Red potatoes are best boiled, roasted, in gratins and salads, steamed and scalloped. Russets are ideal for mashing, frying and roasting. When a recipe calls for a specific potato, it is a good idea to use it to achieve specific results. For instance, red potatoes may taste good mashed, but they produce a denser result than russets. And russets make fine potato salad, but may become mealy around the edges, whereas red potatoes are firmer and hold up better to tossing. In addition, reds add inviting color to potato salad when the skins are left unpeeled.
Both red and russet potatoes come in early, mid-season and late varieties. Check your specific variety to determine when to plant. Any variety of either red or russet that is available at your local nursery should be well suited to your local conditions. But be wary of choosing reds or russets from catalogs or the Internet without determining how well a specific variety will adapt to your growing conditions. For instance, commercially, Russet Burbank is the most significant potato grown in the United States, but it does not grow well in most home gardens.
Diseases such as early blight can affect both red and russet potatoes. Early blight is characterized by brown and black spotting on leaves. It spreads rapidly to kill potato crops. Heavy rainfall in early spring can encourage the development of blight. While no varieties of red or russet potato are immune to blight, some are more susceptible than others. Red Norland, a variety of red potato, is highly susceptible to blight and should be avoided in areas where the disease is a common problem.

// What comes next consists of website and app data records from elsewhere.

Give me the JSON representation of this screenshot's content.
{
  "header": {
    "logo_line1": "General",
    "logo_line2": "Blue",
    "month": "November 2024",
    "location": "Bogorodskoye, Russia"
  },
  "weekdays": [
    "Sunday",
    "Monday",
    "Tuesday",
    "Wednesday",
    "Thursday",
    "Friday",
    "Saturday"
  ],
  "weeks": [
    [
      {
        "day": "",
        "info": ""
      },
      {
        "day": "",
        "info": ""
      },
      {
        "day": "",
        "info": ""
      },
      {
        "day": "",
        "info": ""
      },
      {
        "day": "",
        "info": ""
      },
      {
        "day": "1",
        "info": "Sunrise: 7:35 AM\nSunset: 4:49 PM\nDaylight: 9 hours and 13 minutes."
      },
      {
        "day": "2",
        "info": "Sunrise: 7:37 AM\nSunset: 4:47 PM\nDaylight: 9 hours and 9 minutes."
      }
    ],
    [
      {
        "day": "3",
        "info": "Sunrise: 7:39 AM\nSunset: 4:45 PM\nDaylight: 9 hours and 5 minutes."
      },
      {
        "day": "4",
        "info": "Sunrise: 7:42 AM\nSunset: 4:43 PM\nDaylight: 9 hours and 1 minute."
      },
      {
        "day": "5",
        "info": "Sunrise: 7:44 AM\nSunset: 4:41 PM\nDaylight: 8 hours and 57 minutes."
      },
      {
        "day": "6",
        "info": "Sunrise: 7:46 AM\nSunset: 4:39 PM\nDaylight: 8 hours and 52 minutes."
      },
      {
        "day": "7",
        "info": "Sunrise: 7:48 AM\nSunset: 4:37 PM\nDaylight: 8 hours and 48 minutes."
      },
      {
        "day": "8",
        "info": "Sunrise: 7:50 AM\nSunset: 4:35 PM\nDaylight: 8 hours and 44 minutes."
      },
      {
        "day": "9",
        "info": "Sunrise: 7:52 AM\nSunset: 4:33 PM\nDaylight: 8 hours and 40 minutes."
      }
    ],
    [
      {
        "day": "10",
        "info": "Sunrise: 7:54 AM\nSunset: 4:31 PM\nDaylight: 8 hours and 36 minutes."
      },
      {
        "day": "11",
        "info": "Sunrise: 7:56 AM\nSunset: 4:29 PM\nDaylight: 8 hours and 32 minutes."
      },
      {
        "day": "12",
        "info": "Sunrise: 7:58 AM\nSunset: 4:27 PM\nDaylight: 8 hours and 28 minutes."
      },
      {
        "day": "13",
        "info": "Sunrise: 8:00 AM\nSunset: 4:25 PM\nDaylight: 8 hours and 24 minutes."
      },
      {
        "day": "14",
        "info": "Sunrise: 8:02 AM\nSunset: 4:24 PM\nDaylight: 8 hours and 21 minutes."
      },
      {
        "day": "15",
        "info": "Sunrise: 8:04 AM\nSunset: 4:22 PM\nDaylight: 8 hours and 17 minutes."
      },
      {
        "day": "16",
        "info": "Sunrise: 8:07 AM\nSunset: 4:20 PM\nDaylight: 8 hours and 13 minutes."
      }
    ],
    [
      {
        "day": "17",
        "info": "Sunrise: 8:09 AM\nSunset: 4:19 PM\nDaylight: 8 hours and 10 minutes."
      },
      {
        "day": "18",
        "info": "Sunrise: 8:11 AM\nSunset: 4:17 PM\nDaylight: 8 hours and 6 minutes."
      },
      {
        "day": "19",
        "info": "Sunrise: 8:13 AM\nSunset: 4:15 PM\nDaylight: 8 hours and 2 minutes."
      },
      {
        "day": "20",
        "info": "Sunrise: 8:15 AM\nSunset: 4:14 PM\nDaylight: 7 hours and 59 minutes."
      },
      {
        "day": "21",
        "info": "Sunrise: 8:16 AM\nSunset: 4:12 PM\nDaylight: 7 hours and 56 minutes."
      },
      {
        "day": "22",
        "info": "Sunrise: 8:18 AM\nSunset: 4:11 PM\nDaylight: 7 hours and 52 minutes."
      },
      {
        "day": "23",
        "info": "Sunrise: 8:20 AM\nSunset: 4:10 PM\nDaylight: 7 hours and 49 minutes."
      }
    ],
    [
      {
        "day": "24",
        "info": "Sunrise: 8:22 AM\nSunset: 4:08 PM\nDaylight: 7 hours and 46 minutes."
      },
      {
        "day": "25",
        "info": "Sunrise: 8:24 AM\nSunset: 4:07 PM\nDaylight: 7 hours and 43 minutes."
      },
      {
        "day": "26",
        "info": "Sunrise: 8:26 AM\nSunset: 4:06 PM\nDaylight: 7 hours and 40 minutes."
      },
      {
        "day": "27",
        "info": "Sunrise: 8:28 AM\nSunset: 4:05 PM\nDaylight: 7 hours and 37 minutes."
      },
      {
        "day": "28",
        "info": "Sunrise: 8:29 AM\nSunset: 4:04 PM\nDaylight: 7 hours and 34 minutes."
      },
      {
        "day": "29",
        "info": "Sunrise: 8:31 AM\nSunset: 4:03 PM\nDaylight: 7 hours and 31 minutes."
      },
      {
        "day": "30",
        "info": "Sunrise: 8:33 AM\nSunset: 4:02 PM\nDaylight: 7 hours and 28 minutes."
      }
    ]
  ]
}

Experiment with growing both reds and russets in several varieties to determine which you prefer. Seed pieces are often available in bulk; join in with your neighbors to distribute the cost, and let everyone experiment with a few of each type.